◆ REQUIRED WORK: Whenever a line in the data holds the string "あなたのプロジ", pull that line out.

◆ RECORDS SHOWN:
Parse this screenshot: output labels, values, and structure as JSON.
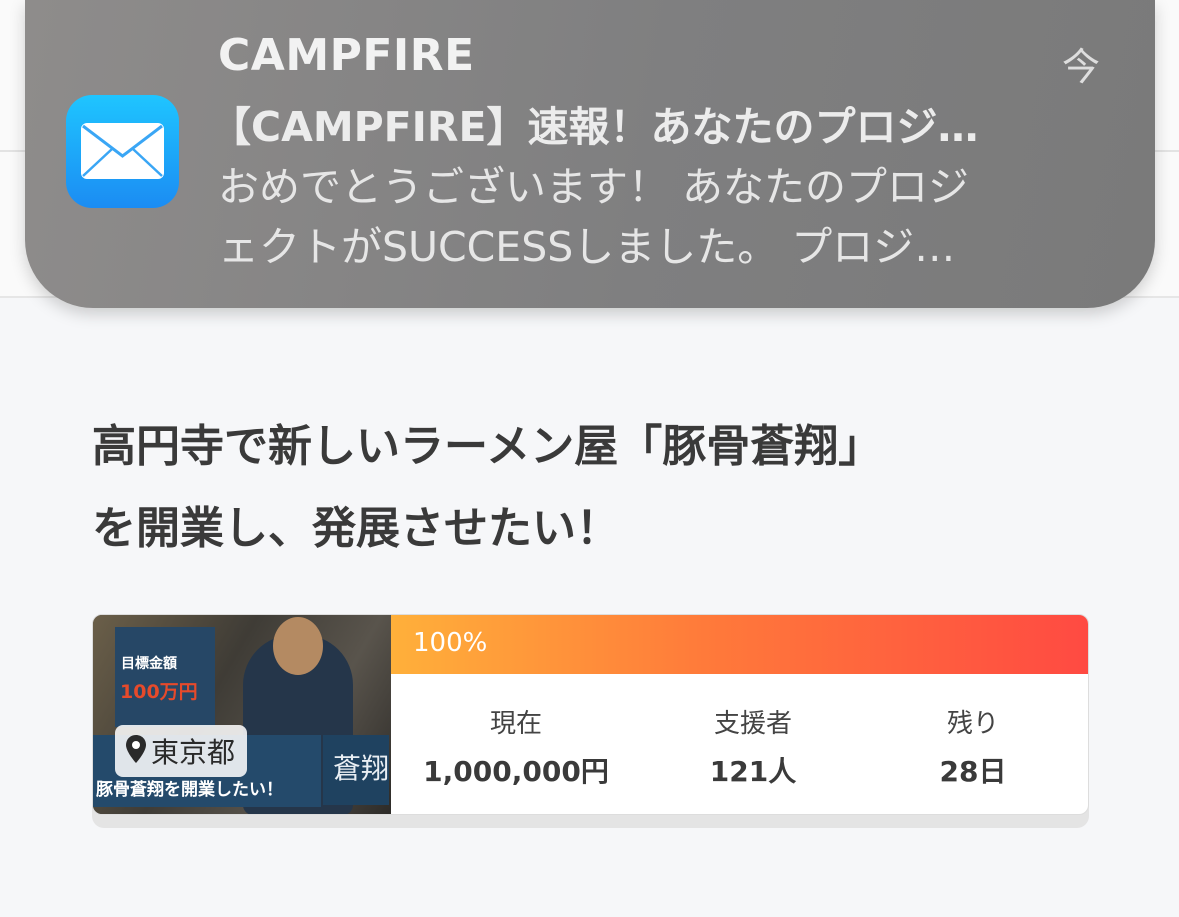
{
  "notification": {
    "app_name": "CAMPFIRE",
    "time": "今",
    "subject": "【CAMPFIRE】速報！あなたのプロジ…",
    "body_line1": "おめでとうございます！ あなたのプロジ",
    "body_line2": "ェクトがSUCCESSしました。 プロジ…",
    "icon": "mail-icon"
  },
  "project": {
    "title_line1": "高円寺で新しいラーメン屋「豚骨蒼翔」",
    "title_line2": "を開業し、発展させたい！",
    "thumbnail": {
      "goal_label": "目標金額",
      "goal_amount": "100万円",
      "banner_text": "豚骨蒼翔を開業したい！",
      "logo_text": "蒼翔"
    },
    "location": "東京都",
    "progress": {
      "label": "100%",
      "percent": 100
    },
    "stats": [
      {
        "label": "現在",
        "value": "1,000,000円"
      },
      {
        "label": "支援者",
        "value": "121人"
      },
      {
        "label": "残り",
        "value": "28日"
      }
    ]
  },
  "colors": {
    "progress_start": "#ffb03a",
    "progress_end": "#ff4a42",
    "mail_icon": "#1b8cf3"
  }
}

◆ PROBLEM SOLUTION:
    "subject": "【CAMPFIRE】速報！あなたのプロジ…",
    "body_line1": "おめでとうございます！ あなたのプロジ",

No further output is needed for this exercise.